§ **Task objective**: Nothing but a full, exact copy of the data is needed.

§ **Task inputs**:
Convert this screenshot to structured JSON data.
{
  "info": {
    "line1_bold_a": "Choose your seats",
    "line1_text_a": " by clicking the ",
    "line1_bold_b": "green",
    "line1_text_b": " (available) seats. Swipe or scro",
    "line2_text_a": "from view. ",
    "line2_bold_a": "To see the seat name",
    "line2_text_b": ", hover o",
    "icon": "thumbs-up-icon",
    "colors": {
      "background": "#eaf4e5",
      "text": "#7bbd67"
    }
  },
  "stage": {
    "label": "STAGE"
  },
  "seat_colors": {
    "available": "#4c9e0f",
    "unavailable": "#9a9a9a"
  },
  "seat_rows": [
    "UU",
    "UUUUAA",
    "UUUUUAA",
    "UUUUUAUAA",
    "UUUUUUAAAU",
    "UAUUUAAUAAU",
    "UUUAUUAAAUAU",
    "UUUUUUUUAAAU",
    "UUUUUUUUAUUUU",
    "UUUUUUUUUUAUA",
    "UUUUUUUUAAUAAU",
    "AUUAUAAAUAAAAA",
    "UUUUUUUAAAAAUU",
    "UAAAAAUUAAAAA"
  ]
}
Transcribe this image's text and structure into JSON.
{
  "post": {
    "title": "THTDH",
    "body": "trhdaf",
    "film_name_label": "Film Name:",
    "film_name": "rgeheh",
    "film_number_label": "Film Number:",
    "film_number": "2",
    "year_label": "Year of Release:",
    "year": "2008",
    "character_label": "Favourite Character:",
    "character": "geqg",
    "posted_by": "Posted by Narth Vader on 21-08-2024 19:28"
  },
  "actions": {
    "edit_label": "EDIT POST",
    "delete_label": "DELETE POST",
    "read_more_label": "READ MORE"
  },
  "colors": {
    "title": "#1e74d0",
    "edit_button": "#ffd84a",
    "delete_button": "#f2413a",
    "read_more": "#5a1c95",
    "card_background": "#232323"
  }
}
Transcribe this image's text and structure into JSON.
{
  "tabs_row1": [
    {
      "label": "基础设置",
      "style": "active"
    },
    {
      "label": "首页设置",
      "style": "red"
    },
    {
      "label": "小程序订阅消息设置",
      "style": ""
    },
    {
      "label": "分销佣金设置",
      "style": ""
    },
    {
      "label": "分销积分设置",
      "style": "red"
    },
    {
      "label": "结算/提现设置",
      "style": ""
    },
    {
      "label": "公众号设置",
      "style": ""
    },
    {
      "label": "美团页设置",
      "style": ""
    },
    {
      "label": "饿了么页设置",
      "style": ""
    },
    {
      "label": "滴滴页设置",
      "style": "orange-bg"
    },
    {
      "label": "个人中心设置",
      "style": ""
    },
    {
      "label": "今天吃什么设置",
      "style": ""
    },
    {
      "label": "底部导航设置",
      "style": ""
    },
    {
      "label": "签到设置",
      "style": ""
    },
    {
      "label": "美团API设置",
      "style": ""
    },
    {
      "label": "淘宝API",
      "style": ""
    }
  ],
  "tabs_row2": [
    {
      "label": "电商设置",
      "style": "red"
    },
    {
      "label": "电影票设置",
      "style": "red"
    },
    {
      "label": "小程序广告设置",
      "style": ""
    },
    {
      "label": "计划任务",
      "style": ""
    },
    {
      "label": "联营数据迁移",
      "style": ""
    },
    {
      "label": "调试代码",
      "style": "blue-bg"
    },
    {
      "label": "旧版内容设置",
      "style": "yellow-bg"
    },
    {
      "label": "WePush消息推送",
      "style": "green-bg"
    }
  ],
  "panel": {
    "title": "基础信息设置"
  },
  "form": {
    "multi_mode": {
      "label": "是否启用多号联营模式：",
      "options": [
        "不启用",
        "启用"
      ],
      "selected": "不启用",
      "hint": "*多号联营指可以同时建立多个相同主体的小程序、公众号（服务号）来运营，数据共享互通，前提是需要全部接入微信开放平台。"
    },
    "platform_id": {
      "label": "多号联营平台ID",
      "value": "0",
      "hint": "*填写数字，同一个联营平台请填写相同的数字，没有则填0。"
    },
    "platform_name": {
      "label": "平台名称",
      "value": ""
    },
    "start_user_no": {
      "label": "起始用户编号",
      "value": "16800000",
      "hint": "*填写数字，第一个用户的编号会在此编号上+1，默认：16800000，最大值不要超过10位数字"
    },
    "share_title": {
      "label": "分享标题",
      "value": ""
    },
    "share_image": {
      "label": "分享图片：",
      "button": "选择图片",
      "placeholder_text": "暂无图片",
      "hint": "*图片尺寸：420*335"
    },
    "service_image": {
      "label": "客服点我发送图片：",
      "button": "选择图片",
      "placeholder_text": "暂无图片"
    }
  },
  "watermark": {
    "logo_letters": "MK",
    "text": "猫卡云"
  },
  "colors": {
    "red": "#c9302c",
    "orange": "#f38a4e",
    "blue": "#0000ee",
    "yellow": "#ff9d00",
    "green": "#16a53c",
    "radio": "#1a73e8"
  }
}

§ **Output of the exercise**:
Convert this screenshot to structured JSON data.
{
  "info": {
    "line1_bold_a": "Choose your seats",
    "line1_text_a": " by clicking the ",
    "line1_bold_b": "green",
    "line1_text_b": " (available) seats. Swipe or scro",
    "line2_text_a": "from view. ",
    "line2_bold_a": "To see the seat name",
    "line2_text_b": ", hover o",
    "icon": "thumbs-up-icon",
    "colors": {
      "background": "#eaf4e5",
      "text": "#7bbd67"
    }
  },
  "stage": {
    "label": "STAGE"
  },
  "seat_colors": {
    "available": "#4c9e0f",
    "unavailable": "#9a9a9a"
  },
  "seat_rows": [
    "UU",
    "UUUUAA",
    "UUUUUAA",
    "UUUUUAUAA",
    "UUUUUUAAAU",
    "UAUUUAAUAAU",
    "UUUAUUAAAUAU",
    "UUUUUUUUAAAU",
    "UUUUUUUUAUUUU",
    "UUUUUUUUUUAUA",
    "UUUUUUUUAAUAAU",
    "AUUAUAAAUAAAAA",
    "UUUUUUUAAAAAUU",
    "UAAAAAUUAAAAA"
  ]
}
Transcribe this image's text and structure into JSON.
{
  "post": {
    "title": "THTDH",
    "body": "trhdaf",
    "film_name_label": "Film Name:",
    "film_name": "rgeheh",
    "film_number_label": "Film Number:",
    "film_number": "2",
    "year_label": "Year of Release:",
    "year": "2008",
    "character_label": "Favourite Character:",
    "character": "geqg",
    "posted_by": "Posted by Narth Vader on 21-08-2024 19:28"
  },
  "actions": {
    "edit_label": "EDIT POST",
    "delete_label": "DELETE POST",
    "read_more_label": "READ MORE"
  },
  "colors": {
    "title": "#1e74d0",
    "edit_button": "#ffd84a",
    "delete_button": "#f2413a",
    "read_more": "#5a1c95",
    "card_background": "#232323"
  }
}
Transcribe this image's text and structure into JSON.
{
  "tabs_row1": [
    {
      "label": "基础设置",
      "style": "active"
    },
    {
      "label": "首页设置",
      "style": "red"
    },
    {
      "label": "小程序订阅消息设置",
      "style": ""
    },
    {
      "label": "分销佣金设置",
      "style": ""
    },
    {
      "label": "分销积分设置",
      "style": "red"
    },
    {
      "label": "结算/提现设置",
      "style": ""
    },
    {
      "label": "公众号设置",
      "style": ""
    },
    {
      "label": "美团页设置",
      "style": ""
    },
    {
      "label": "饿了么页设置",
      "style": ""
    },
    {
      "label": "滴滴页设置",
      "style": "orange-bg"
    },
    {
      "label": "个人中心设置",
      "style": ""
    },
    {
      "label": "今天吃什么设置",
      "style": ""
    },
    {
      "label": "底部导航设置",
      "style": ""
    },
    {
      "label": "签到设置",
      "style": ""
    },
    {
      "label": "美团API设置",
      "style": ""
    },
    {
      "label": "淘宝API",
      "style": ""
    }
  ],
  "tabs_row2": [
    {
      "label": "电商设置",
      "style": "red"
    },
    {
      "label": "电影票设置",
      "style": "red"
    },
    {
      "label": "小程序广告设置",
      "style": ""
    },
    {
      "label": "计划任务",
      "style": ""
    },
    {
      "label": "联营数据迁移",
      "style": ""
    },
    {
      "label": "调试代码",
      "style": "blue-bg"
    },
    {
      "label": "旧版内容设置",
      "style": "yellow-bg"
    },
    {
      "label": "WePush消息推送",
      "style": "green-bg"
    }
  ],
  "panel": {
    "title": "基础信息设置"
  },
  "form": {
    "multi_mode": {
      "label": "是否启用多号联营模式：",
      "options": [
        "不启用",
        "启用"
      ],
      "selected": "不启用",
      "hint": "*多号联营指可以同时建立多个相同主体的小程序、公众号（服务号）来运营，数据共享互通，前提是需要全部接入微信开放平台。"
    },
    "platform_id": {
      "label": "多号联营平台ID",
      "value": "0",
      "hint": "*填写数字，同一个联营平台请填写相同的数字，没有则填0。"
    },
    "platform_name": {
      "label": "平台名称",
      "value": ""
    },
    "start_user_no": {
      "label": "起始用户编号",
      "value": "16800000",
      "hint": "*填写数字，第一个用户的编号会在此编号上+1，默认：16800000，最大值不要超过10位数字"
    },
    "share_title": {
      "label": "分享标题",
      "value": ""
    },
    "share_image": {
      "label": "分享图片：",
      "button": "选择图片",
      "placeholder_text": "暂无图片",
      "hint": "*图片尺寸：420*335"
    },
    "service_image": {
      "label": "客服点我发送图片：",
      "button": "选择图片",
      "placeholder_text": "暂无图片"
    }
  },
  "watermark": {
    "logo_letters": "MK",
    "text": "猫卡云"
  },
  "colors": {
    "red": "#c9302c",
    "orange": "#f38a4e",
    "blue": "#0000ee",
    "yellow": "#ff9d00",
    "green": "#16a53c",
    "radio": "#1a73e8"
  }
}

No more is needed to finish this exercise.